  • Yu, Jimmy. Sanctity and Self-Inflicted Violence in Chinese Religions, 1500-1700. Oxford: Oxford University Press, 2012.
Exhibitions and Collections


What the Emperor Built

What the Emperor Built: Architecture and Empire in the Early Ming (University of Washington Press, 2020)

Author Aurelia Campbell discusses imperial and temple architecture built under the Yongle emperor in the early fifteenth century.

key themes
  • Buddhism, Daoism and Confucianism
  • Material culture
  • Imperial art, politics, and the court
  • Architecture, space, and the built environment
further reading
  • Campbell, Aurelia. “The Hall of Supreme Harmony as a Simulacrum of Ming Dynasty Construction.” In The Ming World, edited by Kenneth Swope, 221-240. New York: Routledge Press, 2019.
  • Chan, Hok-Lam, Legends of the Building of Old Peking.

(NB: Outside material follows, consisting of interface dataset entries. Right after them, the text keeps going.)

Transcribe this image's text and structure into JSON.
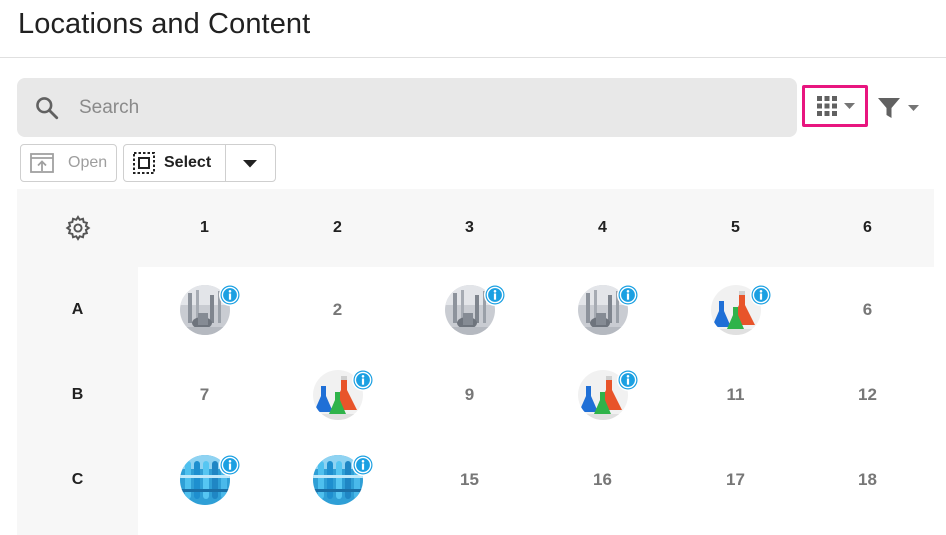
{
  "header": {
    "title": "Locations and Content"
  },
  "search": {
    "placeholder": "Search"
  },
  "toolbar": {
    "open_label": "Open",
    "select_label": "Select"
  },
  "colors": {
    "highlight": "#e8157f",
    "info_blue": "#1ba0e2"
  },
  "grid": {
    "columns": [
      "1",
      "2",
      "3",
      "4",
      "5",
      "6"
    ],
    "rows": [
      {
        "label": "A",
        "cells": [
          {
            "type": "image",
            "image": "glassware-gray"
          },
          {
            "type": "number",
            "value": "2"
          },
          {
            "type": "image",
            "image": "glassware-gray"
          },
          {
            "type": "image",
            "image": "glassware-gray"
          },
          {
            "type": "image",
            "image": "flasks-colored"
          },
          {
            "type": "number",
            "value": "6"
          }
        ]
      },
      {
        "label": "B",
        "cells": [
          {
            "type": "number",
            "value": "7"
          },
          {
            "type": "image",
            "image": "flasks-colored"
          },
          {
            "type": "number",
            "value": "9"
          },
          {
            "type": "image",
            "image": "flasks-colored"
          },
          {
            "type": "number",
            "value": "11"
          },
          {
            "type": "number",
            "value": "12"
          }
        ]
      },
      {
        "label": "C",
        "cells": [
          {
            "type": "image",
            "image": "test-tubes-blue"
          },
          {
            "type": "image",
            "image": "test-tubes-blue"
          },
          {
            "type": "number",
            "value": "15"
          },
          {
            "type": "number",
            "value": "16"
          },
          {
            "type": "number",
            "value": "17"
          },
          {
            "type": "number",
            "value": "18"
          }
        ]
      }
    ]
  }
}
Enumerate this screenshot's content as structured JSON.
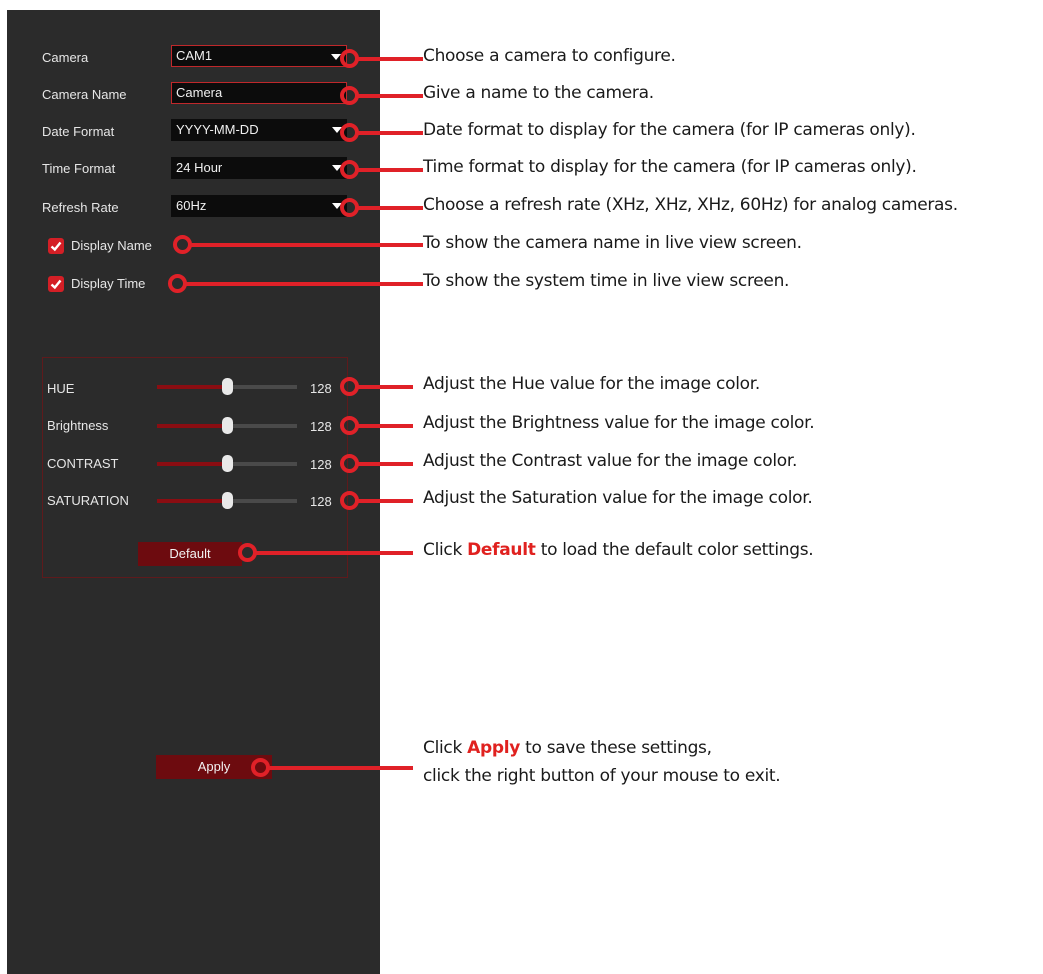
{
  "settings": {
    "camera": {
      "label": "Camera",
      "value": "CAM1"
    },
    "camera_name": {
      "label": "Camera Name",
      "value": "Camera"
    },
    "date_format": {
      "label": "Date Format",
      "value": "YYYY-MM-DD"
    },
    "time_format": {
      "label": "Time Format",
      "value": "24 Hour"
    },
    "refresh_rate": {
      "label": "Refresh Rate",
      "value": "60Hz"
    },
    "display_name": {
      "label": "Display Name",
      "checked": true
    },
    "display_time": {
      "label": "Display Time",
      "checked": true
    }
  },
  "color": {
    "hue": {
      "label": "HUE",
      "value": "128",
      "level": 0.5
    },
    "brightness": {
      "label": "Brightness",
      "value": "128",
      "level": 0.5
    },
    "contrast": {
      "label": "CONTRAST",
      "value": "128",
      "level": 0.5
    },
    "saturation": {
      "label": "SATURATION",
      "value": "128",
      "level": 0.5
    },
    "default_label": "Default"
  },
  "apply_label": "Apply",
  "annotations": {
    "camera": "Choose a camera to configure.",
    "camera_name": "Give a name to the camera.",
    "date_format": "Date format to display for the camera (for IP cameras only).",
    "time_format": "Time format to display for the camera (for IP cameras only).",
    "refresh_rate": "Choose a refresh rate (XHz, XHz, XHz, 60Hz) for analog cameras.",
    "display_name": "To show the camera name in live view screen.",
    "display_time": "To show the system time in live view screen.",
    "hue": "Adjust the Hue value for the image color.",
    "brightness": "Adjust the Brightness value for the image color.",
    "contrast": "Adjust the Contrast value for the image color.",
    "saturation": "Adjust the Saturation value for the image color.",
    "default_pre": "Click ",
    "default_bold": "Default",
    "default_post": " to load the default color settings.",
    "apply_pre": "Click ",
    "apply_bold": "Apply",
    "apply_post": " to save these settings,",
    "apply_line2": "click the right button of your mouse to exit."
  },
  "colors": {
    "accent": "#e02128",
    "panel": "#2b2b2b",
    "button": "#6d0b0f"
  }
}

Seattle, University of Washington Press, 2008.
  • Clunas, Craig and Jessica Harrison-Hall, eds. Ming: 50 Years that Changed China. London: The British Museum Press, 2014.
  • Craig Clunas, Jessica Harrison-Hall, and Yu-ping Luk, eds. Ming Courts and Contacts (1400-1450). London: The British Museum Press, 2016.
  • Yu Zhouyun. Palaces of the Forbidden City. New York, NY: Viking, 1984.
  • Zhang, Fan Jeremy, ed. Royal Taste: The Art of the Princely Courts in Fifteenth-Century China. New York: Scala Arts and Heritage Publishers, 2015.
  • Zhu, Jianfei. Chinese Spatial Strategies: Imperial Beijing, 1420-1911. London; New York: RoutledgeCurzon, 2004.
Exhibitions and Collections

Transcending Patterns

Transcending Patterns: Silk Road Cultural and Artistic Interactions through Central Asian Textiles (University of Hawaii Press, 2019)

Author Mariachiara Gasparini discusses textile history across and beyond the Silk Road between the 7th to 14th centuries.

key themes
  • Buddhism, Daoism, and Confucianism
  • Material culture
  • Art market and commerce
  • Transcultural and transnational approaches
  • Silk Road studies